What can you do? Check food labels for sodium content. In 2013, Centers for Disease Control researchers evaluated more than 1,000 food products for babies and toddlers, including cereal bars and crackers, and they found that more than 75 percent contained too much sodium. (Baby foods, which contain fewer ingredients overall, tended to have less sodium.) Serve fewer processed foods, which are high in sodium. Avoid bacon, hot dogs, and sausage—all high-sodium meats that your toddler doesn’t need—as well as store-bought cookies, chips, and candy.
“Nutrition and the developing brain: Nutrient priorities and measurement” by MK Georgieff, Am J Clin Nutr (2007).
Zero to Three. Available at: http://www.zerotothree.org/child-development/braindevelopment/faqs-on-the-brain.html
Infant Nutrition and Feeding: USDA. Available at: http://www.nal.usda.gov/wicworks/Topics/FG/CompleteIFG.pdf
“What's Going on in There? How the Brain and Mind Develop in the First Five Years of Life?” by Lise Elliot.
Dietary Reference Intakes: The Essential Guide to Nutrient Requirements. Available at: http://www.nap.edu/catalog/11537.html
“Food consumption patterns of young preschoolers: Are they starting off on the right path?” by Fox MK, J Am Diet Assoc (2010).
“Food consumption patterns of infants and toddlers: Where are we now?” by Siega-Riz AM et al., J Am Diet Assoc (2010).
“Primary Prevention of Allergic Disease Through Nutritional Interventions” by David M. Fleischer et al., J Allergy Clin Immunol (2013).
“Nutrient Intakes of US Infants, Toddlers, and Preschoolers Meet or Exceed Dietary Reference Intakes” by Nancy F. Butte et al., Journal of the American Dietetic Association (2010).
American Heart Association: Reducing Sodium in the Diets of American Children. Available at: http://www.heart.org/idc/groups/heartpublic/@wcm/@adv/documents/downloadable/ucm_433027.pdf

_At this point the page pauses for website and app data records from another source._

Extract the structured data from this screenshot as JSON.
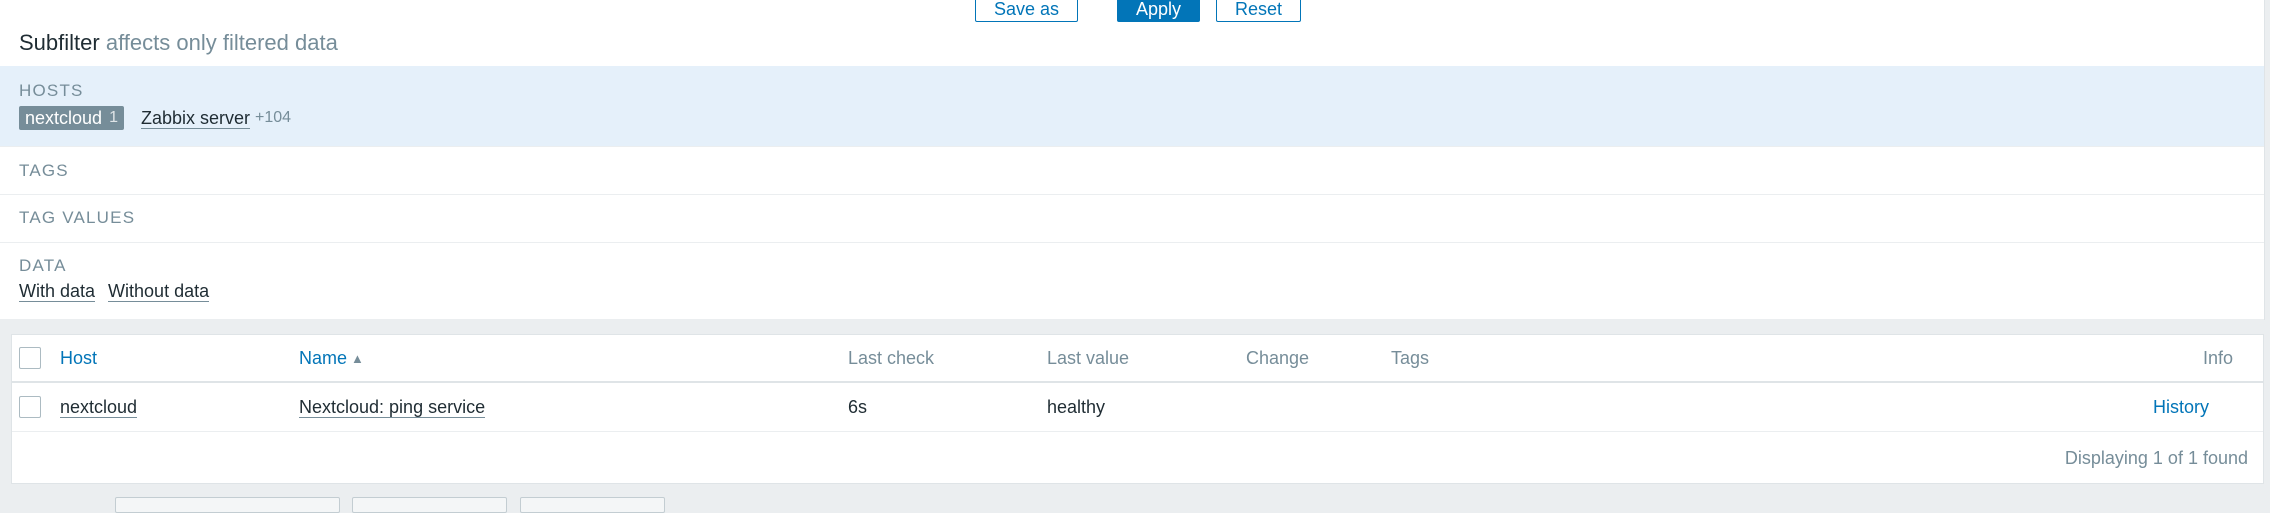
{
  "filter_buttons": {
    "save_as": "Save as",
    "apply": "Apply",
    "reset": "Reset"
  },
  "subfilter": {
    "title": "Subfilter",
    "hint": "affects only filtered data",
    "hosts": {
      "label": "HOSTS",
      "selected": {
        "name": "nextcloud",
        "count": "1"
      },
      "items": [
        {
          "name": "Zabbix server",
          "more": "+104"
        }
      ]
    },
    "tags": {
      "label": "TAGS"
    },
    "tag_values": {
      "label": "TAG VALUES"
    },
    "data": {
      "label": "DATA",
      "items": [
        "With data",
        "Without data"
      ]
    }
  },
  "table": {
    "columns": {
      "host": "Host",
      "name": "Name",
      "last_check": "Last check",
      "last_value": "Last value",
      "change": "Change",
      "tags": "Tags",
      "info": "Info"
    },
    "sort_indicator": "▲",
    "rows": [
      {
        "host": "nextcloud",
        "name": "Nextcloud: ping service",
        "last_check": "6s",
        "last_value": "healthy",
        "change": "",
        "tags": "",
        "info_link": "History"
      }
    ],
    "footer": "Displaying 1 of 1 found"
  },
  "colors": {
    "accent": "#0275b8",
    "muted": "#768d99",
    "highlight_row": "#e5f0fa",
    "background": "#ebeef0"
  }
}
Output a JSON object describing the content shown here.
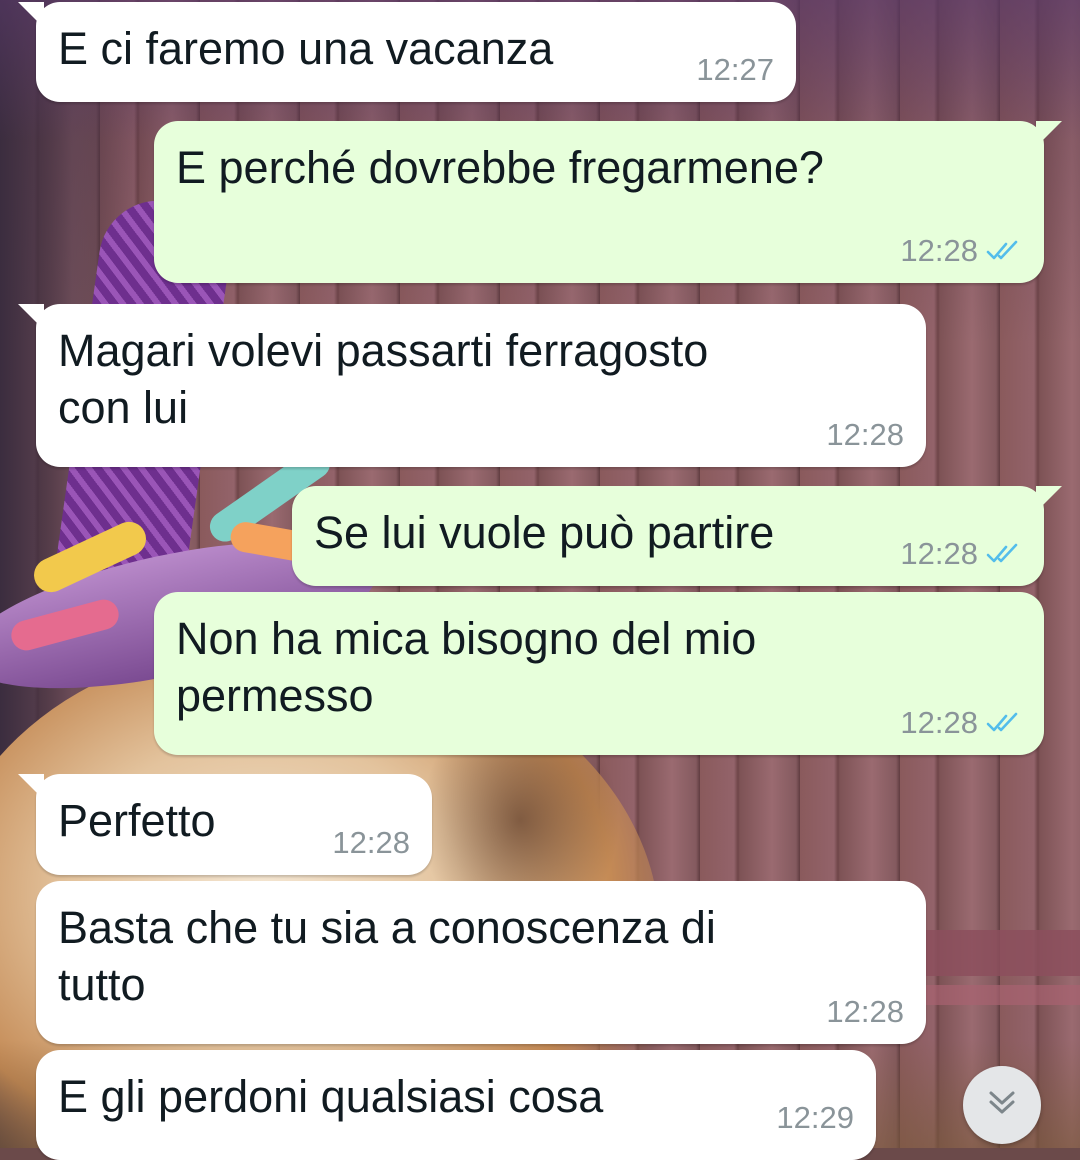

American Heart Association: Know your fats. Available at: http://www.heart.org/HEARTORG/Conditions/Cholesterol/PreventionTreatmentofHighCholesterol/Know-Your-Fats_UCM_305628_Article.jsp